Source information below:
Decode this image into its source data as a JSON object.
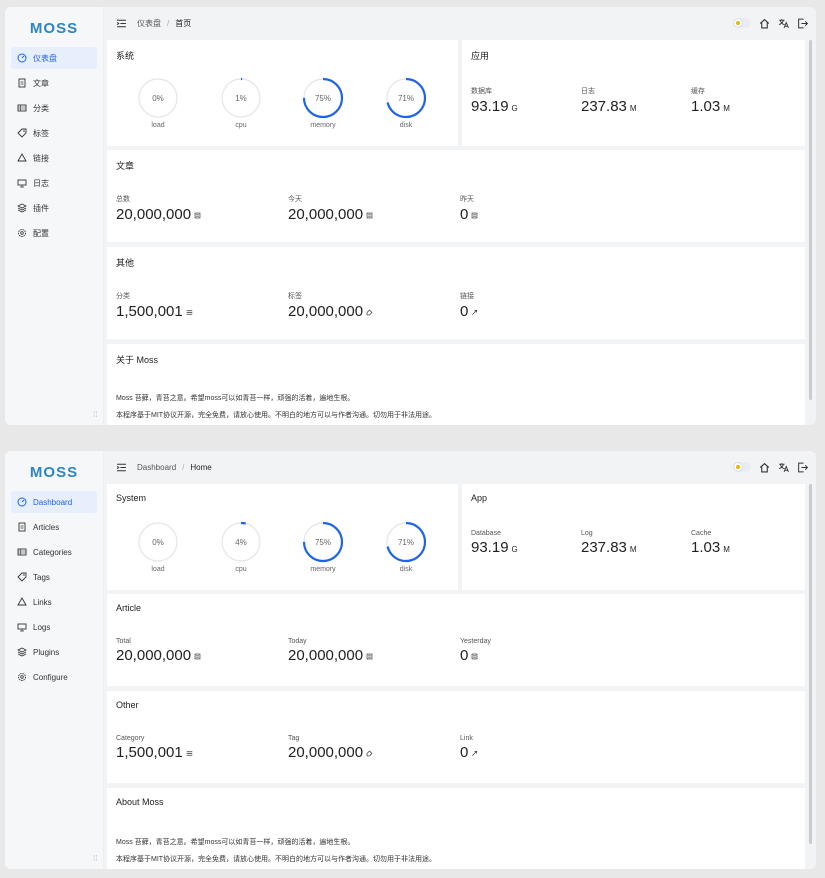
{
  "brand": "MOSS",
  "colors": {
    "accent": "#1f63e6",
    "brand": "#2e86c1",
    "gauge_track": "#e3e5ea"
  },
  "cn": {
    "menu": [
      "仪表盘",
      "文章",
      "分类",
      "标签",
      "链接",
      "日志",
      "插件",
      "配置"
    ],
    "crumbs": [
      "仪表盘",
      "首页"
    ],
    "system": {
      "title": "系统",
      "gauges": [
        {
          "value": "0%",
          "label": "load",
          "pct": 0
        },
        {
          "value": "1%",
          "label": "cpu",
          "pct": 1
        },
        {
          "value": "75%",
          "label": "memory",
          "pct": 75
        },
        {
          "value": "71%",
          "label": "disk",
          "pct": 71
        }
      ]
    },
    "app": {
      "title": "应用",
      "stats": [
        {
          "label": "数据库",
          "value": "93.19",
          "unit": "G"
        },
        {
          "label": "日志",
          "value": "237.83",
          "unit": "M"
        },
        {
          "label": "缓存",
          "value": "1.03",
          "unit": "M"
        }
      ]
    },
    "article": {
      "title": "文章",
      "stats": [
        {
          "label": "总数",
          "value": "20,000,000",
          "icon": "document-icon"
        },
        {
          "label": "今天",
          "value": "20,000,000",
          "icon": "document-icon"
        },
        {
          "label": "昨天",
          "value": "0",
          "icon": "document-icon"
        }
      ]
    },
    "other": {
      "title": "其他",
      "stats": [
        {
          "label": "分类",
          "value": "1,500,001",
          "icon": "list-icon"
        },
        {
          "label": "标签",
          "value": "20,000,000",
          "icon": "tag-icon"
        },
        {
          "label": "链接",
          "value": "0",
          "icon": "link-icon"
        }
      ]
    },
    "about": {
      "title": "关于 Moss",
      "line1": "Moss 苔藓，青苔之意。希望moss可以如青苔一样，顽强的活着，遍地生根。",
      "line2": "本程序基于MIT协议开源，完全免费，请放心使用。不明白的地方可以与作者沟通。切勿用于非法用途。"
    }
  },
  "en": {
    "menu": [
      "Dashboard",
      "Articles",
      "Categories",
      "Tags",
      "Links",
      "Logs",
      "Plugins",
      "Configure"
    ],
    "crumbs": [
      "Dashboard",
      "Home"
    ],
    "system": {
      "title": "System",
      "gauges": [
        {
          "value": "0%",
          "label": "load",
          "pct": 0
        },
        {
          "value": "4%",
          "label": "cpu",
          "pct": 4
        },
        {
          "value": "75%",
          "label": "memory",
          "pct": 75
        },
        {
          "value": "71%",
          "label": "disk",
          "pct": 71
        }
      ]
    },
    "app": {
      "title": "App",
      "stats": [
        {
          "label": "Database",
          "value": "93.19",
          "unit": "G"
        },
        {
          "label": "Log",
          "value": "237.83",
          "unit": "M"
        },
        {
          "label": "Cache",
          "value": "1.03",
          "unit": "M"
        }
      ]
    },
    "article": {
      "title": "Article",
      "stats": [
        {
          "label": "Total",
          "value": "20,000,000",
          "icon": "document-icon"
        },
        {
          "label": "Today",
          "value": "20,000,000",
          "icon": "document-icon"
        },
        {
          "label": "Yesterday",
          "value": "0",
          "icon": "document-icon"
        }
      ]
    },
    "other": {
      "title": "Other",
      "stats": [
        {
          "label": "Category",
          "value": "1,500,001",
          "icon": "list-icon"
        },
        {
          "label": "Tag",
          "value": "20,000,000",
          "icon": "tag-icon"
        },
        {
          "label": "Link",
          "value": "0",
          "icon": "link-icon"
        }
      ]
    },
    "about": {
      "title": "About Moss",
      "line1": "Moss 苔藓，青苔之意。希望moss可以如青苔一样，顽强的活着，遍地生根。",
      "line2": "本程序基于MIT协议开源，完全免费，请放心使用。不明白的地方可以与作者沟通。切勿用于非法用途。"
    }
  }
}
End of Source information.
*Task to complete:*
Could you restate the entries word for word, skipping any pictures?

*Task result:*
Decode this image into its source data as a JSON object.
{
  "brand": "MOSS",
  "colors": {
    "accent": "#1f63e6",
    "brand": "#2e86c1",
    "gauge_track": "#e3e5ea"
  },
  "cn": {
    "menu": [
      "仪表盘",
      "文章",
      "分类",
      "标签",
      "链接",
      "日志",
      "插件",
      "配置"
    ],
    "crumbs": [
      "仪表盘",
      "首页"
    ],
    "system": {
      "title": "系统",
      "gauges": [
        {
          "value": "0%",
          "label": "load",
          "pct": 0
        },
        {
          "value": "1%",
          "label": "cpu",
          "pct": 1
        },
        {
          "value": "75%",
          "label": "memory",
          "pct": 75
        },
        {
          "value": "71%",
          "label": "disk",
          "pct": 71
        }
      ]
    },
    "app": {
      "title": "应用",
      "stats": [
        {
          "label": "数据库",
          "value": "93.19",
          "unit": "G"
        },
        {
          "label": "日志",
          "value": "237.83",
          "unit": "M"
        },
        {
          "label": "缓存",
          "value": "1.03",
          "unit": "M"
        }
      ]
    },
    "article": {
      "title": "文章",
      "stats": [
        {
          "label": "总数",
          "value": "20,000,000",
          "icon": "document-icon"
        },
        {
          "label": "今天",
          "value": "20,000,000",
          "icon": "document-icon"
        },
        {
          "label": "昨天",
          "value": "0",
          "icon": "document-icon"
        }
      ]
    },
    "other": {
      "title": "其他",
      "stats": [
        {
          "label": "分类",
          "value": "1,500,001",
          "icon": "list-icon"
        },
        {
          "label": "标签",
          "value": "20,000,000",
          "icon": "tag-icon"
        },
        {
          "label": "链接",
          "value": "0",
          "icon": "link-icon"
        }
      ]
    },
    "about": {
      "title": "关于 Moss",
      "line1": "Moss 苔藓，青苔之意。希望moss可以如青苔一样，顽强的活着，遍地生根。",
      "line2": "本程序基于MIT协议开源，完全免费，请放心使用。不明白的地方可以与作者沟通。切勿用于非法用途。"
    }
  },
  "en": {
    "menu": [
      "Dashboard",
      "Articles",
      "Categories",
      "Tags",
      "Links",
      "Logs",
      "Plugins",
      "Configure"
    ],
    "crumbs": [
      "Dashboard",
      "Home"
    ],
    "system": {
      "title": "System",
      "gauges": [
        {
          "value": "0%",
          "label": "load",
          "pct": 0
        },
        {
          "value": "4%",
          "label": "cpu",
          "pct": 4
        },
        {
          "value": "75%",
          "label": "memory",
          "pct": 75
        },
        {
          "value": "71%",
          "label": "disk",
          "pct": 71
        }
      ]
    },
    "app": {
      "title": "App",
      "stats": [
        {
          "label": "Database",
          "value": "93.19",
          "unit": "G"
        },
        {
          "label": "Log",
          "value": "237.83",
          "unit": "M"
        },
        {
          "label": "Cache",
          "value": "1.03",
          "unit": "M"
        }
      ]
    },
    "article": {
      "title": "Article",
      "stats": [
        {
          "label": "Total",
          "value": "20,000,000",
          "icon": "document-icon"
        },
        {
          "label": "Today",
          "value": "20,000,000",
          "icon": "document-icon"
        },
        {
          "label": "Yesterday",
          "value": "0",
          "icon": "document-icon"
        }
      ]
    },
    "other": {
      "title": "Other",
      "stats": [
        {
          "label": "Category",
          "value": "1,500,001",
          "icon": "list-icon"
        },
        {
          "label": "Tag",
          "value": "20,000,000",
          "icon": "tag-icon"
        },
        {
          "label": "Link",
          "value": "0",
          "icon": "link-icon"
        }
      ]
    },
    "about": {
      "title": "About Moss",
      "line1": "Moss 苔藓，青苔之意。希望moss可以如青苔一样，顽强的活着，遍地生根。",
      "line2": "本程序基于MIT协议开源，完全免费，请放心使用。不明白的地方可以与作者沟通。切勿用于非法用途。"
    }
  }
}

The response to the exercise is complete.